(From Forbes)-My colleague PJ Chan has worked with many of Kotter International’s most successful clients. Here she shares a perspective that helps the leaders she works with to challenge their ways of thinking, and reveal new possibilities to which they’d previously been unable to see.
Today there was a fresh new Hemispheres Magazine on my early morning United Airlines flight. Let me preface: I am not an employee, paid representative, or linked in any other way with the airline magazine. However, reading this magazine is my guilty pleasure. I look forward to a fresh new copy (with an empty crossword puzzle) on my first flight of each month. The headline “The Upside of Unspeakable Ideas – Courting Controversy at the Sydney Opera House” recently caught my eye.
Apparently there is an annual festival of “Dangerous Ideas.” Without repeating all three paragraphs, I’ll summarize – they do mean dangerous! One of the talks will cover, “A Killer Can Be A Good Neighbor.” The goal of the event is to discuss ideas outside the mainstream, getting people out of their comfort zones and challenged with new ways of thinking. You may respond with “Wow, how cool!” or you could react with a “That’s the craziest idea I’ve ever heard in my life!” Your reaction reveals where your thinking lies on the spectrum of open-ness to new ideas.
While I am a great proponent of safety, I believe that in both life and business we need to think, share, and discuss more dangerous ideas. Talk about a way to encourage innovation! We all know innovation is still a huge buzzword in business, yet we dance around taking the time, effort, energy, and risks in order to achieve it in our organizations.

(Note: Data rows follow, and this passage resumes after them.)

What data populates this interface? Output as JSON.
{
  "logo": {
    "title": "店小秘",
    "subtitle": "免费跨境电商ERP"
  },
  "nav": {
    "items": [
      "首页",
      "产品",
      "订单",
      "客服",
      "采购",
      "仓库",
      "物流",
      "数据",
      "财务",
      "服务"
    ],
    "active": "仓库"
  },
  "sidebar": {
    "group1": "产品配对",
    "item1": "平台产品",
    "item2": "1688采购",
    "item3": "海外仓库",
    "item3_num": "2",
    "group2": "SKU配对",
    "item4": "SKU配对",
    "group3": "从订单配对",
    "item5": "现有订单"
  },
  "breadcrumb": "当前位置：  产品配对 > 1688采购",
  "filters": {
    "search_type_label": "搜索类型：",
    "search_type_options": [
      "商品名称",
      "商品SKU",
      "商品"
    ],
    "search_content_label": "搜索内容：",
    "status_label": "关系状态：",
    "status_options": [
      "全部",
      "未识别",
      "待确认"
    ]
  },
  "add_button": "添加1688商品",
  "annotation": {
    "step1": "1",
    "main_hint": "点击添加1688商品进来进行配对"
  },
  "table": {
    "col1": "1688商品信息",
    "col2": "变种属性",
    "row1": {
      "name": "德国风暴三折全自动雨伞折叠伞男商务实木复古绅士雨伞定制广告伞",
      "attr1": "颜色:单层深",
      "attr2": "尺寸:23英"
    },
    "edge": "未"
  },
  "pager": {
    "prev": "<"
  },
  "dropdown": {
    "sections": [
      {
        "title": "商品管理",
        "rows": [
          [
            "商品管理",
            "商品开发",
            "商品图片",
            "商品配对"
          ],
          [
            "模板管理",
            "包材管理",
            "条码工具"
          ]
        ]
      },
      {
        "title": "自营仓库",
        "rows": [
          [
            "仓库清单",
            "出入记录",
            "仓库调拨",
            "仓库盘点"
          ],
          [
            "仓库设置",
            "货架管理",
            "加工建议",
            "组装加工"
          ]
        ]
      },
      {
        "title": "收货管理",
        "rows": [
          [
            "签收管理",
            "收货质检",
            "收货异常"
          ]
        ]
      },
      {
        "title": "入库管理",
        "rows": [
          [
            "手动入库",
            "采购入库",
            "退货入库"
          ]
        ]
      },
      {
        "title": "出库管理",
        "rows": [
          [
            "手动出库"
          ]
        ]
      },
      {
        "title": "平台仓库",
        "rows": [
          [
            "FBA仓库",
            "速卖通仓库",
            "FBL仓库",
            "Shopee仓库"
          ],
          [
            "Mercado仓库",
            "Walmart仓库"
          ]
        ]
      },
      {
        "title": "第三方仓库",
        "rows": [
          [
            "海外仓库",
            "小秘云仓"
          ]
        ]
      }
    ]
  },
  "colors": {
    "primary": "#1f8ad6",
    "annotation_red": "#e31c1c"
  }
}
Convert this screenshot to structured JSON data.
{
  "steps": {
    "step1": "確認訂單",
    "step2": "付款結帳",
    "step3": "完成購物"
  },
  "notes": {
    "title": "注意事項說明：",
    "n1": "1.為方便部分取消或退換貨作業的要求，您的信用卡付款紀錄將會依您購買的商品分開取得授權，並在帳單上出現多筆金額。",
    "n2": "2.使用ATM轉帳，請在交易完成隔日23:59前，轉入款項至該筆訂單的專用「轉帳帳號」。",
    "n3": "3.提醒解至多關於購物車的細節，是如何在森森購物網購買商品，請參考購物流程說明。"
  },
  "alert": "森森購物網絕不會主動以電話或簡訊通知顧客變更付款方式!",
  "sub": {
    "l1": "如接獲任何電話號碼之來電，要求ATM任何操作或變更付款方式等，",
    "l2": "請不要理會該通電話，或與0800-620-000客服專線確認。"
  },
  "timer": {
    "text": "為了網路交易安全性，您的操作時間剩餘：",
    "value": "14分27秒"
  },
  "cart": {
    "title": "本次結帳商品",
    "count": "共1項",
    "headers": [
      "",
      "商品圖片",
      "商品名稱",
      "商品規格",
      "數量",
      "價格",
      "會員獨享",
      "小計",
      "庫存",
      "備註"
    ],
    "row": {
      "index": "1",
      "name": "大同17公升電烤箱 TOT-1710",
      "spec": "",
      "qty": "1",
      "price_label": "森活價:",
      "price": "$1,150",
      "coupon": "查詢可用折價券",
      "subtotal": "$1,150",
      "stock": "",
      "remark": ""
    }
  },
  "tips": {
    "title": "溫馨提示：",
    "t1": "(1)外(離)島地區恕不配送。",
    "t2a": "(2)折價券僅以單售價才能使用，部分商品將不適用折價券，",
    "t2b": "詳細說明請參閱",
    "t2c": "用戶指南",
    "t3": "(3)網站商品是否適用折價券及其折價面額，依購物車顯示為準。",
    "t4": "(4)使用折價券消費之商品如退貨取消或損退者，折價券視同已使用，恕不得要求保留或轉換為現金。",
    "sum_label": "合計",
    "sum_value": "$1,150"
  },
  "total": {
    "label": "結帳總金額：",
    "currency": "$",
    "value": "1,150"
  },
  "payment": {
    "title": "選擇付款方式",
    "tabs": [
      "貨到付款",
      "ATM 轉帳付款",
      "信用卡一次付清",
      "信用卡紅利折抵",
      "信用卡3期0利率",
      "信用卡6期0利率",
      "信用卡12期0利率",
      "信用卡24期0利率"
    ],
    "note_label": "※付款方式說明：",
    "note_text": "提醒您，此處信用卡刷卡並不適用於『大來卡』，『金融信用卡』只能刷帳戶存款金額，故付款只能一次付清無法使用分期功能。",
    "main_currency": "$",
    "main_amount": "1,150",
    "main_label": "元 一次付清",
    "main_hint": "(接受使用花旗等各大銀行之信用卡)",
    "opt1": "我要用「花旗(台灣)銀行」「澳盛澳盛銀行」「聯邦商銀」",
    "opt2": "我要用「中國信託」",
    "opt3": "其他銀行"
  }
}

We are afraid to bring together people from all areas of the business and give them the freedom and flexibility to share and discuss the “dangerous” ideas in a safe environment. What are we afraid will happen? Is it about loss of control? Fear of the unknown? Concern we won’t look like we have all the answers? Where does this fear of risk come from and – more importantly – how can we overcome it?